THE CAPITAL, TALLAHASSEE, August 18, 2015………. The Florida Supreme Court has declined to wade into a dispute about whether a rural North Florida county should have been required to pay attorney fees in a public-records fight that started with an anonymous records request.
The court this week let stand a 1st District Court of Appeal ruling that sided with Union County, which is between Gainesville and Jacksonville and is home to roughly 15,000 people. The underlying issues in the lawsuit focused, at least in part, on whether the county adequately responded to a request under the state’s Sunshine Law.
The case started with a records request emailed in October 2013 to the county seeking county employee email addresses. The request was made on behalf of an unidentified company and was sent to a general county email address.
In March 2014, Consumer Rights LLC filed a lawsuit against the county because the public records had not been provided.
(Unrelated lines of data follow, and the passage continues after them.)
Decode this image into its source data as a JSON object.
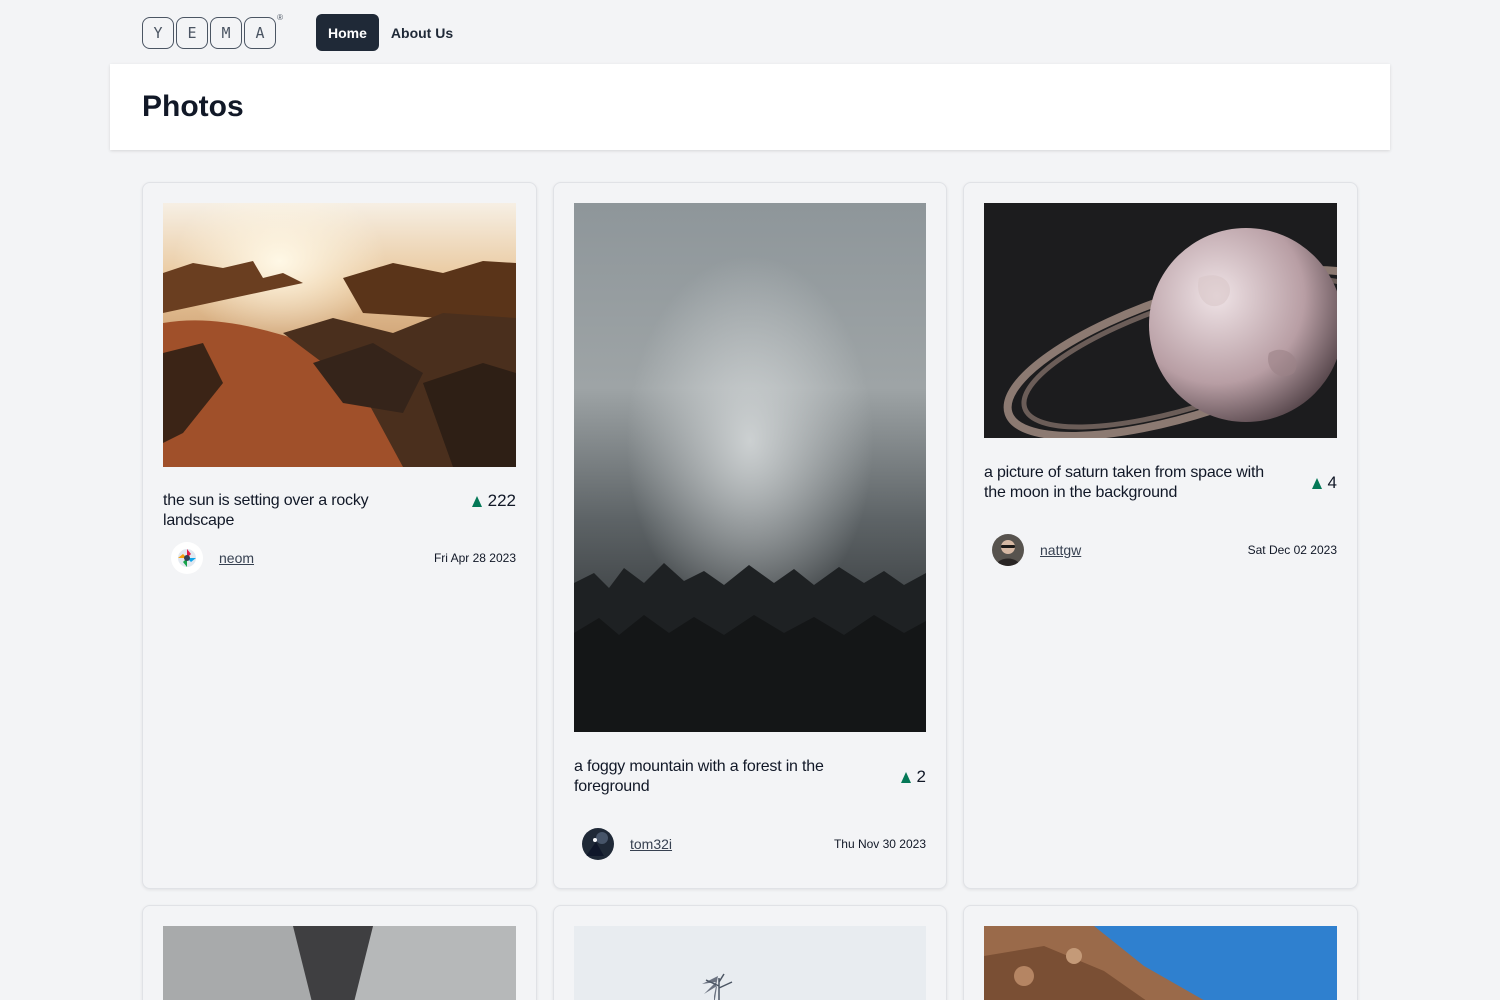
{
  "nav": {
    "logo_letters": [
      "Y",
      "E",
      "M",
      "A"
    ],
    "logo_mark": "®",
    "home_label": "Home",
    "about_label": "About Us"
  },
  "page": {
    "title": "Photos"
  },
  "accent": {
    "vote": "#047857",
    "nav_active": "#1f2937"
  },
  "photos": [
    {
      "caption": "the sun is setting over a rocky landscape",
      "votes": "222",
      "user": "neom",
      "date": "Fri Apr 28 2023"
    },
    {
      "caption": "a foggy mountain with a forest in the foreground",
      "votes": "2",
      "user": "tom32i",
      "date": "Thu Nov 30 2023"
    },
    {
      "caption": "a picture of saturn taken from space with the moon in the background",
      "votes": "4",
      "user": "nattgw",
      "date": "Sat Dec 02 2023"
    }
  ]
}
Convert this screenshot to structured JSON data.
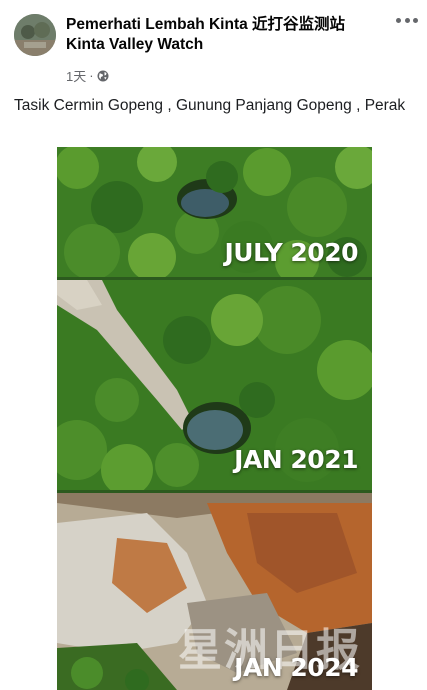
{
  "post": {
    "author_line1": "Pemerhati Lembah Kinta 近打谷监测站",
    "author_line2": "Kinta Valley Watch",
    "time": "1天",
    "separator": "·",
    "privacy_icon": "globe-icon",
    "more_icon": "more-options-icon",
    "caption": "Tasik Cermin Gopeng , Gunung Panjang Gopeng , Perak"
  },
  "photo": {
    "panels": [
      {
        "label": "JULY 2020"
      },
      {
        "label": "JAN 2021"
      },
      {
        "label": "JAN 2024"
      }
    ],
    "watermark": "星洲日报"
  },
  "colors": {
    "forest": "#2f6b1f",
    "water": "#3e5d68",
    "rock": "#c9c2b3",
    "soil": "#b5652d",
    "meta_text": "#65676b"
  }
}
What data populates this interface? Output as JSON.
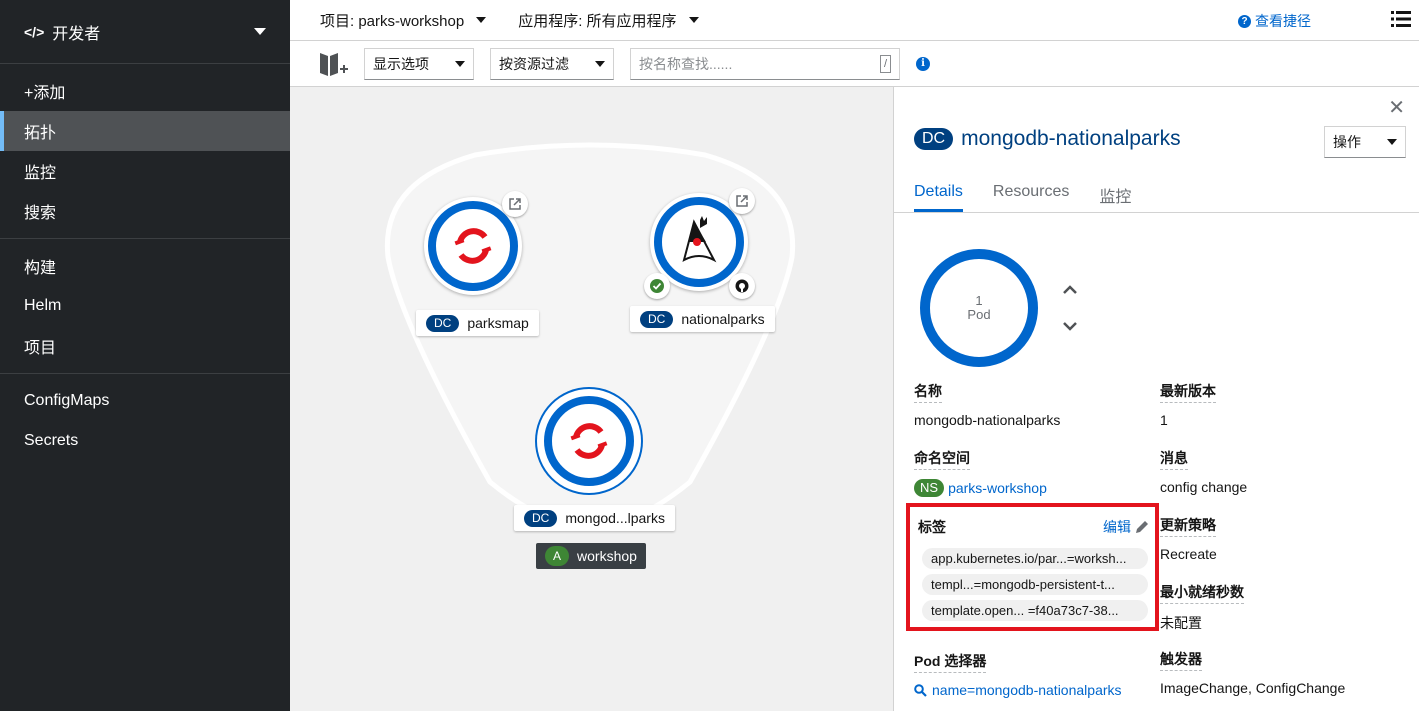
{
  "sidebar": {
    "perspective": "开发者",
    "groups": [
      [
        {
          "label": "+添加"
        },
        {
          "label": "拓扑"
        },
        {
          "label": "监控"
        },
        {
          "label": "搜索"
        }
      ],
      [
        {
          "label": "构建"
        },
        {
          "label": "Helm"
        },
        {
          "label": "项目"
        }
      ],
      [
        {
          "label": "ConfigMaps"
        },
        {
          "label": "Secrets"
        }
      ]
    ]
  },
  "topbar": {
    "project": "项目: parks-workshop",
    "application": "应用程序: 所有应用程序",
    "shortcuts": "查看捷径"
  },
  "toolbar": {
    "display_options": "显示选项",
    "filter_by_resource": "按资源过滤",
    "search_placeholder": "按名称查找......",
    "slash": "/"
  },
  "topology": {
    "nodes": [
      {
        "kind": "DC",
        "name": "parksmap"
      },
      {
        "kind": "DC",
        "name": "nationalparks"
      },
      {
        "kind": "DC",
        "name": "mongod...lparks"
      }
    ],
    "app_group": {
      "badge": "A",
      "name": "workshop"
    }
  },
  "panel": {
    "kind": "DC",
    "title": "mongodb-nationalparks",
    "actions": "操作",
    "tabs": [
      "Details",
      "Resources",
      "监控"
    ],
    "pod": {
      "count": "1",
      "unit": "Pod"
    },
    "fields": {
      "name": {
        "label": "名称",
        "value": "mongodb-nationalparks"
      },
      "latest_version": {
        "label": "最新版本",
        "value": "1"
      },
      "namespace": {
        "label": "命名空间",
        "badge": "NS",
        "value": "parks-workshop"
      },
      "message": {
        "label": "消息",
        "value": "config change"
      },
      "update_strategy": {
        "label": "更新策略",
        "value": "Recreate"
      },
      "min_ready": {
        "label": "最小就绪秒数",
        "value": "未配置"
      },
      "pod_selector": {
        "label": "Pod 选择器",
        "value": "name=mongodb-nationalparks"
      },
      "triggers": {
        "label": "触发器",
        "value": "ImageChange, ConfigChange"
      }
    },
    "labels": {
      "title": "标签",
      "edit": "编辑",
      "chips": [
        "app.kubernetes.io/par...=worksh...",
        "templ...=mongodb-persistent-t...",
        "template.open... =f40a73c7-38..."
      ]
    }
  },
  "colors": {
    "accent": "#0066cc",
    "dc_badge": "#004080",
    "highlight": "#e3141d",
    "ns_badge": "#3e8635"
  }
}
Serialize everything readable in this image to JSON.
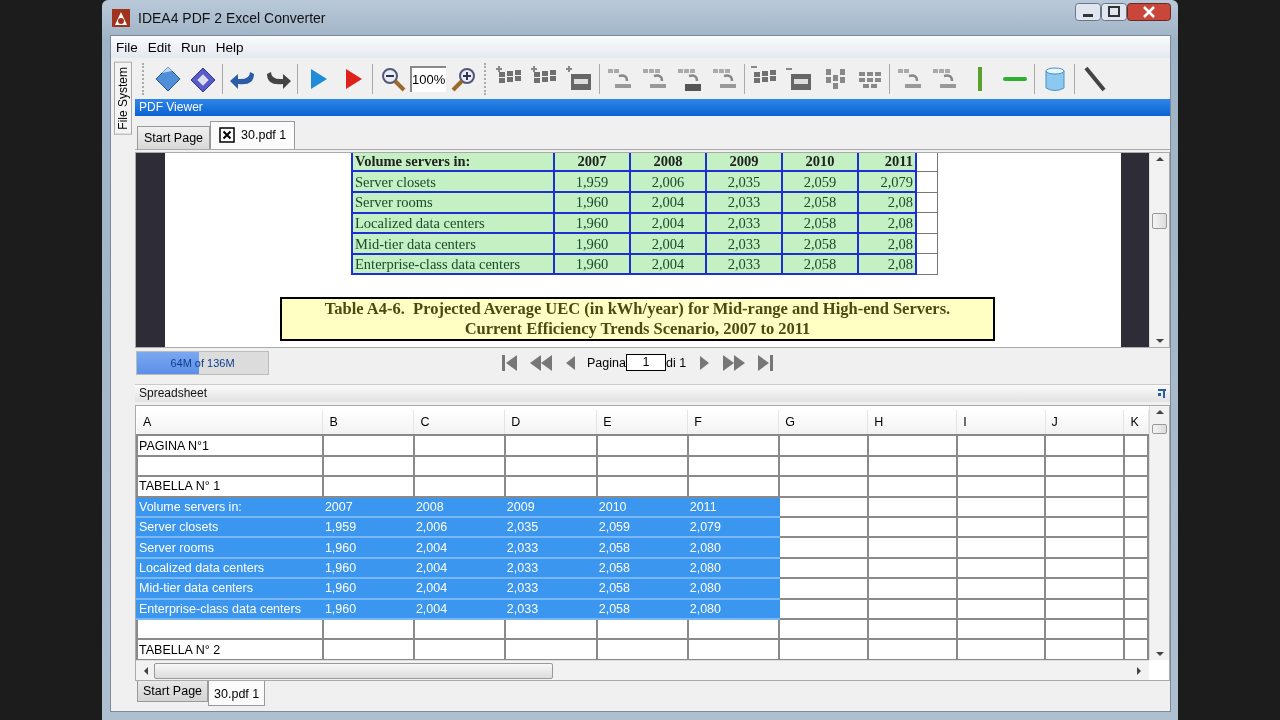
{
  "window": {
    "title": "IDEA4 PDF 2 Excel Converter"
  },
  "menu": [
    "File",
    "Edit",
    "Run",
    "Help"
  ],
  "side_tabs": [
    {
      "label": "File System"
    }
  ],
  "toolbar": {
    "zoom_value": "100%"
  },
  "pdf_viewer": {
    "title": "PDF Viewer",
    "tabs": [
      {
        "label": "Start Page",
        "selected": false,
        "closable": false
      },
      {
        "label": "30.pdf 1",
        "selected": true,
        "closable": true
      }
    ],
    "document": {
      "table": {
        "header": [
          "Volume servers in:",
          "2007",
          "2008",
          "2009",
          "2010",
          "2011"
        ],
        "rows": [
          [
            "Server closets",
            "1,959",
            "2,006",
            "2,035",
            "2,059",
            "2,079"
          ],
          [
            "Server rooms",
            "1,960",
            "2,004",
            "2,033",
            "2,058",
            "2,08"
          ],
          [
            "Localized data centers",
            "1,960",
            "2,004",
            "2,033",
            "2,058",
            "2,08"
          ],
          [
            "Mid-tier data centers",
            "1,960",
            "2,004",
            "2,033",
            "2,058",
            "2,08"
          ],
          [
            "Enterprise-class data centers",
            "1,960",
            "2,004",
            "2,033",
            "2,058",
            "2,08"
          ]
        ]
      },
      "caption": [
        "Table A4-6.  Projected Average UEC (in kWh/year) for Mid-range and High-end Servers.",
        "Current Efficiency Trends Scenario, 2007 to 2011"
      ]
    },
    "memory": {
      "text": "64M of 136M",
      "level": 0.47
    },
    "pager": {
      "label": "Pagina",
      "page": "1",
      "total": "di 1"
    }
  },
  "spreadsheet": {
    "title": "Spreadsheet",
    "columns": [
      "A",
      "B",
      "C",
      "D",
      "E",
      "F",
      "G",
      "H",
      "I",
      "J",
      "K"
    ],
    "rows": [
      {
        "cells": [
          "PAGINA N°1"
        ],
        "selected": false
      },
      {
        "cells": [],
        "selected": false
      },
      {
        "cells": [
          "TABELLA N° 1"
        ],
        "selected": false
      },
      {
        "cells": [
          "Volume servers in:",
          "2007",
          "2008",
          "2009",
          "2010",
          "2011"
        ],
        "selected": true
      },
      {
        "cells": [
          "Server closets",
          "1,959",
          "2,006",
          "2,035",
          "2,059",
          "2,079"
        ],
        "selected": true
      },
      {
        "cells": [
          "Server rooms",
          "1,960",
          "2,004",
          "2,033",
          "2,058",
          "2,080"
        ],
        "selected": true
      },
      {
        "cells": [
          "Localized data centers",
          "1,960",
          "2,004",
          "2,033",
          "2,058",
          "2,080"
        ],
        "selected": true
      },
      {
        "cells": [
          "Mid-tier data centers",
          "1,960",
          "2,004",
          "2,033",
          "2,058",
          "2,080"
        ],
        "selected": true
      },
      {
        "cells": [
          "Enterprise-class data centers",
          "1,960",
          "2,004",
          "2,033",
          "2,058",
          "2,080"
        ],
        "selected": true
      },
      {
        "cells": [],
        "selected": false
      },
      {
        "cells": [
          "TABELLA N° 2"
        ],
        "selected": false
      }
    ]
  },
  "bottom_tabs": [
    {
      "label": "Start Page",
      "selected": false
    },
    {
      "label": "30.pdf 1",
      "selected": true
    }
  ]
}
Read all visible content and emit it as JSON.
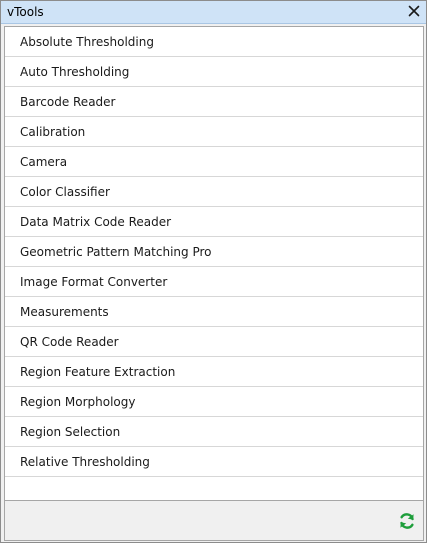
{
  "window": {
    "title": "vTools",
    "close_icon": "close-icon"
  },
  "tools": [
    "Absolute Thresholding",
    "Auto Thresholding",
    "Barcode Reader",
    "Calibration",
    "Camera",
    "Color Classifier",
    "Data Matrix Code Reader",
    "Geometric Pattern Matching Pro",
    "Image Format Converter",
    "Measurements",
    "QR Code Reader",
    "Region Feature Extraction",
    "Region Morphology",
    "Region Selection",
    "Relative Thresholding"
  ],
  "footer": {
    "refresh_icon": "refresh-icon",
    "refresh_color": "#1e9e3b"
  },
  "colors": {
    "titlebar": "#cfe3f7"
  }
}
The county then provided the records, but still faced the possibility of having to pay the firm’s attorney fees.
The 1st District Court of Appeal ruled in February that the county acted in good faith, saying that the anonymous nature of the request “would lead anyone familiar with the perils of email communication to exercise caution, if not to disregard the communication entirely.” That ruling upheld a circuit judge’s decision that the county should not have to pay attorney fees.
“The email from the sender could have contained a virus,” the appeals-court ruling said. “It might have been a computer-generated message sent out from a computer-created email account. The sender might have intended to initiate a series of electronic communications that would have caused the disclosure of exempt materials or created difficulties for the county’s information technology officers.”
But in asking the Supreme Court to take up the case, Consumer Rights LLC argued that the appeals-court ruling conflicted with legal precedents aimed at preventing delays in providing access to public records.
“All that CR (Consumer Rights)was required to do to trigger the county’s ministerial duty to acknowledge the request and permit access to the records in a timely fashion was send a custodian at the county a request for records that identified existing public records,” said a brief filed in May. “The county had a duty to promptly acknowledge receipt of the request. The county then had a ministerial duty to produce the records.”
But Union County, in response, contended that the appeals-court ruling did not violate legal precedents and that Consumer Rights was responsible for any delays.
“The request was sent on behalf of an unidentified ‘Florida company’ and by an unnamed agent from an e-mail account bearing the address email@example.com and did not appear to have been sent by a person,” attorneys for the county wrote in a brief.
The Supreme Court, as is common, did not offer reasons Monday for declining to take up the case.